* [EXERCISE PROMPT] Please set down all of the data below verbatim.

* [MATERIAL PROVIDED]
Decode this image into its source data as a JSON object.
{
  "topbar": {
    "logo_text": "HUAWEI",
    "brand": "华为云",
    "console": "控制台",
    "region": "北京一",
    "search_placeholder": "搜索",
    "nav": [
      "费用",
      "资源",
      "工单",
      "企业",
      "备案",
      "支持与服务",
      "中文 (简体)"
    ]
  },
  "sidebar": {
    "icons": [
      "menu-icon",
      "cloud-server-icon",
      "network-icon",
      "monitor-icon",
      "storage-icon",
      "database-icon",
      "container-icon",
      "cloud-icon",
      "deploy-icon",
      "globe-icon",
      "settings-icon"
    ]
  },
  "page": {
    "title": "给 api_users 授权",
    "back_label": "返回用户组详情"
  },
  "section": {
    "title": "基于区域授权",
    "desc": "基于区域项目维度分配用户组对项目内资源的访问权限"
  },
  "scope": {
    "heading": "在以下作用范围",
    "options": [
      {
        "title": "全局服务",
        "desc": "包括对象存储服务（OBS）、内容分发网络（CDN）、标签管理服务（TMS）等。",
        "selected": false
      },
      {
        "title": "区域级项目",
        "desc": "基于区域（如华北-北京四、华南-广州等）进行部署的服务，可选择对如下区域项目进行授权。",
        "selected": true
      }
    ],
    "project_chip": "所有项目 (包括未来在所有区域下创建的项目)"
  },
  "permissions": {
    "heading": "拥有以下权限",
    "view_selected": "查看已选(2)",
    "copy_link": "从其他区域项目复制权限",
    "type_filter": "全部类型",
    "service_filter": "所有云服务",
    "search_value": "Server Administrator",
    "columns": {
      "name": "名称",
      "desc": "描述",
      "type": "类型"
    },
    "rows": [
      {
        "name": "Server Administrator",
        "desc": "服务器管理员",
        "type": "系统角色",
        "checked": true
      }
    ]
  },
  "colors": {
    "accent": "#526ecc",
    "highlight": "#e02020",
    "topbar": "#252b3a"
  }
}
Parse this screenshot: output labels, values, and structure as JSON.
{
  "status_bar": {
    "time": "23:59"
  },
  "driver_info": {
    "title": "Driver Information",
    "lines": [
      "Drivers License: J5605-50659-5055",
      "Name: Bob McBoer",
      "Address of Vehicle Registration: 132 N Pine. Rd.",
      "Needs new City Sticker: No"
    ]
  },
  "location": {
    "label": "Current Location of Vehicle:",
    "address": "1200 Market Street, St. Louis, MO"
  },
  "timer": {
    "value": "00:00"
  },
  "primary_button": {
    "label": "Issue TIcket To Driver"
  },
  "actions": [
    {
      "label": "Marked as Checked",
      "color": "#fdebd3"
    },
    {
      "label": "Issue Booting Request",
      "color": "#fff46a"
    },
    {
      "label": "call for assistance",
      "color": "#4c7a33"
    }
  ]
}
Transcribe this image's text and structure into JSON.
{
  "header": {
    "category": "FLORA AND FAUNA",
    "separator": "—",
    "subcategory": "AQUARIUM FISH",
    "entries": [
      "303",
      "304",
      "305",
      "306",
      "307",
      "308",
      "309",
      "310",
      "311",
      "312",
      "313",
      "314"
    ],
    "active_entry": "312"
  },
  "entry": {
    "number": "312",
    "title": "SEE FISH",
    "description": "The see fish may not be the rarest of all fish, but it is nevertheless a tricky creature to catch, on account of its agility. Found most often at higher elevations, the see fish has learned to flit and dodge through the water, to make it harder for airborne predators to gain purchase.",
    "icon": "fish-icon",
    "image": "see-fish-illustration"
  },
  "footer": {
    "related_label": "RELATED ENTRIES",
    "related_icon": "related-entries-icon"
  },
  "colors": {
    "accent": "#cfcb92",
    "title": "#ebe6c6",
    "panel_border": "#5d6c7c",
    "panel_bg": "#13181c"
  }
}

* [WRITTEN SOLUTION]
Decode this image into its source data as a JSON object.
{
  "topbar": {
    "logo_text": "HUAWEI",
    "brand": "华为云",
    "console": "控制台",
    "region": "北京一",
    "search_placeholder": "搜索",
    "nav": [
      "费用",
      "资源",
      "工单",
      "企业",
      "备案",
      "支持与服务",
      "中文 (简体)"
    ]
  },
  "sidebar": {
    "icons": [
      "menu-icon",
      "cloud-server-icon",
      "network-icon",
      "monitor-icon",
      "storage-icon",
      "database-icon",
      "container-icon",
      "cloud-icon",
      "deploy-icon",
      "globe-icon",
      "settings-icon"
    ]
  },
  "page": {
    "title": "给 api_users 授权",
    "back_label": "返回用户组详情"
  },
  "section": {
    "title": "基于区域授权",
    "desc": "基于区域项目维度分配用户组对项目内资源的访问权限"
  },
  "scope": {
    "heading": "在以下作用范围",
    "options": [
      {
        "title": "全局服务",
        "desc": "包括对象存储服务（OBS）、内容分发网络（CDN）、标签管理服务（TMS）等。",
        "selected": false
      },
      {
        "title": "区域级项目",
        "desc": "基于区域（如华北-北京四、华南-广州等）进行部署的服务，可选择对如下区域项目进行授权。",
        "selected": true
      }
    ],
    "project_chip": "所有项目 (包括未来在所有区域下创建的项目)"
  },
  "permissions": {
    "heading": "拥有以下权限",
    "view_selected": "查看已选(2)",
    "copy_link": "从其他区域项目复制权限",
    "type_filter": "全部类型",
    "service_filter": "所有云服务",
    "search_value": "Server Administrator",
    "columns": {
      "name": "名称",
      "desc": "描述",
      "type": "类型"
    },
    "rows": [
      {
        "name": "Server Administrator",
        "desc": "服务器管理员",
        "type": "系统角色",
        "checked": true
      }
    ]
  },
  "colors": {
    "accent": "#526ecc",
    "highlight": "#e02020",
    "topbar": "#252b3a"
  }
}
Parse this screenshot: output labels, values, and structure as JSON.
{
  "status_bar": {
    "time": "23:59"
  },
  "driver_info": {
    "title": "Driver Information",
    "lines": [
      "Drivers License: J5605-50659-5055",
      "Name: Bob McBoer",
      "Address of Vehicle Registration: 132 N Pine. Rd.",
      "Needs new City Sticker: No"
    ]
  },
  "location": {
    "label": "Current Location of Vehicle:",
    "address": "1200 Market Street, St. Louis, MO"
  },
  "timer": {
    "value": "00:00"
  },
  "primary_button": {
    "label": "Issue TIcket To Driver"
  },
  "actions": [
    {
      "label": "Marked as Checked",
      "color": "#fdebd3"
    },
    {
      "label": "Issue Booting Request",
      "color": "#fff46a"
    },
    {
      "label": "call for assistance",
      "color": "#4c7a33"
    }
  ]
}
Transcribe this image's text and structure into JSON.
{
  "header": {
    "category": "FLORA AND FAUNA",
    "separator": "—",
    "subcategory": "AQUARIUM FISH",
    "entries": [
      "303",
      "304",
      "305",
      "306",
      "307",
      "308",
      "309",
      "310",
      "311",
      "312",
      "313",
      "314"
    ],
    "active_entry": "312"
  },
  "entry": {
    "number": "312",
    "title": "SEE FISH",
    "description": "The see fish may not be the rarest of all fish, but it is nevertheless a tricky creature to catch, on account of its agility. Found most often at higher elevations, the see fish has learned to flit and dodge through the water, to make it harder for airborne predators to gain purchase.",
    "icon": "fish-icon",
    "image": "see-fish-illustration"
  },
  "footer": {
    "related_label": "RELATED ENTRIES",
    "related_icon": "related-entries-icon"
  },
  "colors": {
    "accent": "#cfcb92",
    "title": "#ebe6c6",
    "panel_border": "#5d6c7c",
    "panel_bg": "#13181c"
  }
}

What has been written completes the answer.